Durian, a large, spiky fruit of Southeast Asia known for its pungent odor

I first encountered the durian as I was studying for a 2006 Thailand vacation. I was eager to dig into the local food and the tropical fruits especially excited me. It turned out to be not much of a culinary vacation and I ate a lot less fruit than I would have hoped. I certainly never got the nerve to try the durian. Since then my fear and ambivalence has only grown, especially after this SLOG story

(Spangenthal-Lee, Jonah, “Adventures in Food with Ari and Jonah,” The Stranger, 20 April 2007) and an episode of No Reservations where Anthony Bourdain described the durian as being more like a pungent French runny cheese than fruit.

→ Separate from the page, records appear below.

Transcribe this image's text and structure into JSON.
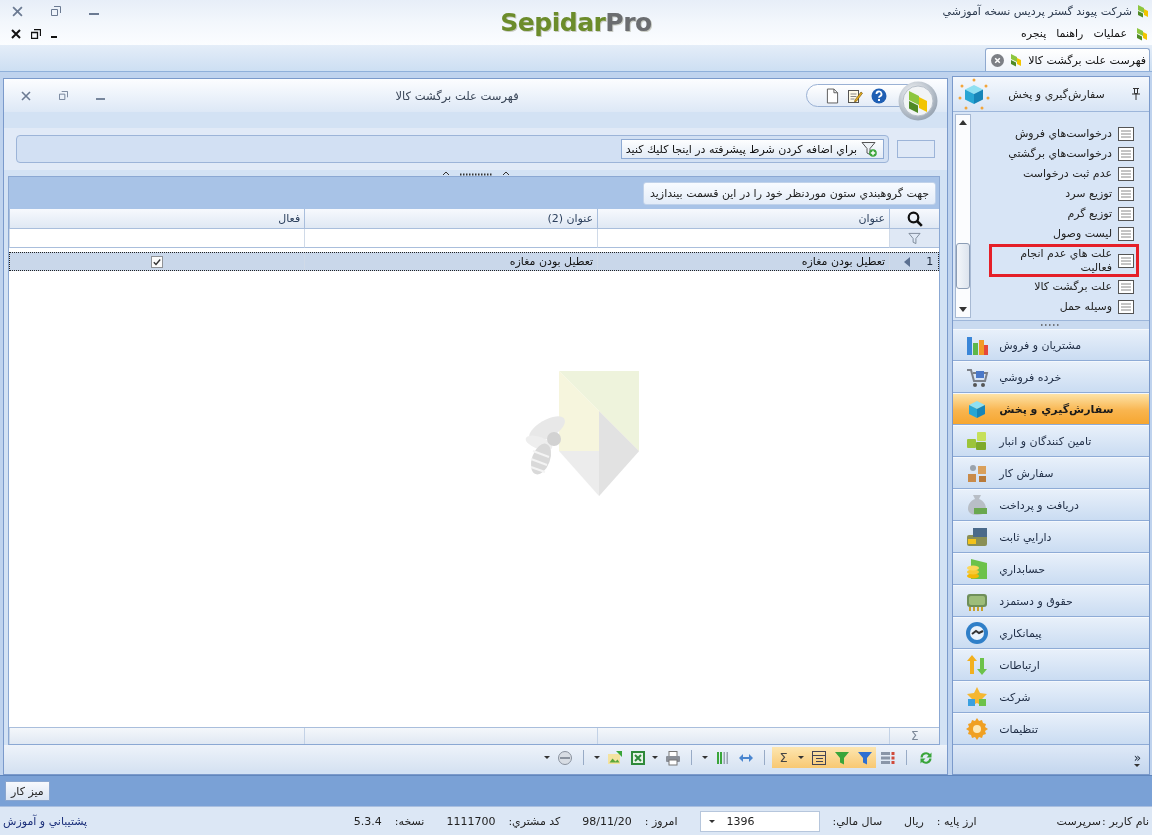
{
  "app": {
    "title": "شركت پيوند گستر پرديس نسخه آموزشي",
    "logo": {
      "primary": "Sepidar",
      "secondary": "Pro"
    }
  },
  "menu": [
    "عمليات",
    "راهنما",
    "پنجره"
  ],
  "doc_tabs": [
    {
      "label": "فهرست علت برگشت كالا",
      "selected": true
    }
  ],
  "child_window": {
    "title": "فهرست علت برگشت كالا",
    "filter_button": "براي اضافه كردن شرط پيشرفته در اينجا كليك كنيد",
    "group_panel_hint": "جهت گروهبندي ستون موردنظر خود را در اين قسمت بيندازيد",
    "table": {
      "columns": [
        "عنوان",
        "عنوان (2)",
        "فعال"
      ],
      "rows": [
        {
          "number": "1",
          "cells": [
            "تعطيل بودن مغازه",
            "تعطيل بودن مغازه"
          ],
          "checked": true,
          "selected": true
        }
      ],
      "footer_symbol": "Σ"
    },
    "toolbar": [
      {
        "kind": "button",
        "pressed": false
      },
      {
        "kind": "separator"
      },
      {
        "kind": "button",
        "pressed": false
      },
      {
        "kind": "button",
        "pressed": true
      },
      {
        "kind": "button",
        "pressed": true
      },
      {
        "kind": "button",
        "pressed": true
      },
      {
        "kind": "dropdown",
        "pressed": true
      },
      {
        "kind": "button",
        "label": "Σ",
        "pressed": true
      },
      {
        "kind": "separator"
      },
      {
        "kind": "button",
        "pressed": false
      },
      {
        "kind": "button",
        "pressed": false
      },
      {
        "kind": "dropdown",
        "pressed": false
      },
      {
        "kind": "separator"
      },
      {
        "kind": "button",
        "pressed": false
      },
      {
        "kind": "dropdown",
        "pressed": false
      },
      {
        "kind": "button",
        "pressed": false
      },
      {
        "kind": "button",
        "pressed": false
      },
      {
        "kind": "dropdown",
        "pressed": false
      },
      {
        "kind": "separator"
      },
      {
        "kind": "button",
        "pressed": false
      },
      {
        "kind": "dropdown",
        "pressed": false
      }
    ]
  },
  "nav": {
    "header": "سفارش‌گيري و پخش",
    "items": [
      {
        "label": "درخواست‌هاي فروش",
        "highlighted": false
      },
      {
        "label": "درخواست‌هاي برگشتي",
        "highlighted": false
      },
      {
        "label": "عدم ثبت درخواست",
        "highlighted": false
      },
      {
        "label": "توزيع سرد",
        "highlighted": false
      },
      {
        "label": "توزيع گرم",
        "highlighted": false
      },
      {
        "label": "ليست وصول",
        "highlighted": false
      },
      {
        "label": "علت هاي عدم انجام فعاليت",
        "highlighted": true
      },
      {
        "label": "علت برگشت كالا",
        "highlighted": false
      },
      {
        "label": "وسيله حمل",
        "highlighted": false
      }
    ],
    "modules": [
      {
        "label": "مشتريان و فروش",
        "selected": false
      },
      {
        "label": "خرده فروشي",
        "selected": false
      },
      {
        "label": "سفارش‌گيري و پخش",
        "selected": true
      },
      {
        "label": "تامين كنندگان و انبار",
        "selected": false
      },
      {
        "label": "سفارش كار",
        "selected": false
      },
      {
        "label": "دريافت و پرداخت",
        "selected": false
      },
      {
        "label": "دارايي ثابت",
        "selected": false
      },
      {
        "label": "حسابداري",
        "selected": false
      },
      {
        "label": "حقوق و دستمزد",
        "selected": false
      },
      {
        "label": "پيمانكاري",
        "selected": false
      },
      {
        "label": "ارتباطات",
        "selected": false
      },
      {
        "label": "شركت",
        "selected": false
      },
      {
        "label": "تنظيمات",
        "selected": false
      }
    ],
    "more": "»"
  },
  "taskbar": {
    "button": "ميز كار"
  },
  "status_bar": {
    "fields": [
      {
        "kind": "text",
        "label": "نام كاربر :",
        "value": "سرپرست"
      },
      {
        "kind": "text",
        "label": "ارز پايه :",
        "value": "ريال"
      },
      {
        "kind": "dropdown",
        "label": "سال مالي:",
        "value": "1396"
      },
      {
        "kind": "text",
        "label": "امروز :",
        "value": "98/11/20"
      },
      {
        "kind": "text",
        "label": "كد مشتري:",
        "value": "1111700"
      },
      {
        "kind": "text",
        "label": "نسخه:",
        "value": "5.3.4"
      }
    ],
    "link": "پشتيباني و آموزش"
  }
}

But then, on Wednesday night, I was at a dinner party where the Vietnamese host announced that there would be two disserts after the dinner: one a usual dessert, the other a challenging dessert. I had already seen the cake on the galley counter so that was known. The challenge dissert was to be a surprise. After the cake was brought to the table, our host disappeared into the kitchen and returned with the surprise dessert: durian.

I have to say that its smell and appearance are deeply intimidating. I roiled with conflicted desire: the adventuresome side desperate to taste it, my distance-operative senses sounding the alarm that this was not food and not to be put in my mouth.

So of course I tried it. Once you get it past your nose it is a wonderfully complex and delicious fruit. It has an arduous flavor that comes in a number of phases. If you divide it into four rough phases, the third quarter is the fruity high point with a wonderful, light, fresh taste characteristic of tropical fruit at the top, reminiscent of the aftertaste of strawberries as it wears on. It has a long sour tail like cheese or butter, but with an ever so slight element of rancid gym sock.

Our host explained that if you buy the durian in the husk, you never know what you’re going to get until you open it up. He recommended the packaged durian, because someone else opens it and then it only gets packed if it’s good. Good being sulfuric in this case.